> **What is expected**
Copy out all of the data that follows, exactly as it appears.

> **Records contained in a dataset**
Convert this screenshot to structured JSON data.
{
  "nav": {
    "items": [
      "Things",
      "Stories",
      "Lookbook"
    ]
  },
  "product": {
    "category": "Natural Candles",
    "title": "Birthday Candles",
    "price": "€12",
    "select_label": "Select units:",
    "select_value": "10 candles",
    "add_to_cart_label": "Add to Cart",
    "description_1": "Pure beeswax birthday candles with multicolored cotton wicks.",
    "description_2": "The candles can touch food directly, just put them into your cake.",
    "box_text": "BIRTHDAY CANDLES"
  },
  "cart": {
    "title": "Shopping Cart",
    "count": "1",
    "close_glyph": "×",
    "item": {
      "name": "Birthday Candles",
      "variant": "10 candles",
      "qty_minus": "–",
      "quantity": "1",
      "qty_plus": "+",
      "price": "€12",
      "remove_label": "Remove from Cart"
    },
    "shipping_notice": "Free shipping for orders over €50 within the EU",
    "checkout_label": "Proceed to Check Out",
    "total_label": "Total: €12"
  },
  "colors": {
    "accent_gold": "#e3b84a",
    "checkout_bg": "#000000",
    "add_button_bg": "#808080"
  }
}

> **Written solution**
Convert this screenshot to structured JSON data.
{
  "nav": {
    "items": [
      "Things",
      "Stories",
      "Lookbook"
    ]
  },
  "product": {
    "category": "Natural Candles",
    "title": "Birthday Candles",
    "price": "€12",
    "select_label": "Select units:",
    "select_value": "10 candles",
    "add_to_cart_label": "Add to Cart",
    "description_1": "Pure beeswax birthday candles with multicolored cotton wicks.",
    "description_2": "The candles can touch food directly, just put them into your cake.",
    "box_text": "BIRTHDAY CANDLES"
  },
  "cart": {
    "title": "Shopping Cart",
    "count": "1",
    "close_glyph": "×",
    "item": {
      "name": "Birthday Candles",
      "variant": "10 candles",
      "qty_minus": "–",
      "quantity": "1",
      "qty_plus": "+",
      "price": "€12",
      "remove_label": "Remove from Cart"
    },
    "shipping_notice": "Free shipping for orders over €50 within the EU",
    "checkout_label": "Proceed to Check Out",
    "total_label": "Total: €12"
  },
  "colors": {
    "accent_gold": "#e3b84a",
    "checkout_bg": "#000000",
    "add_button_bg": "#808080"
  }
}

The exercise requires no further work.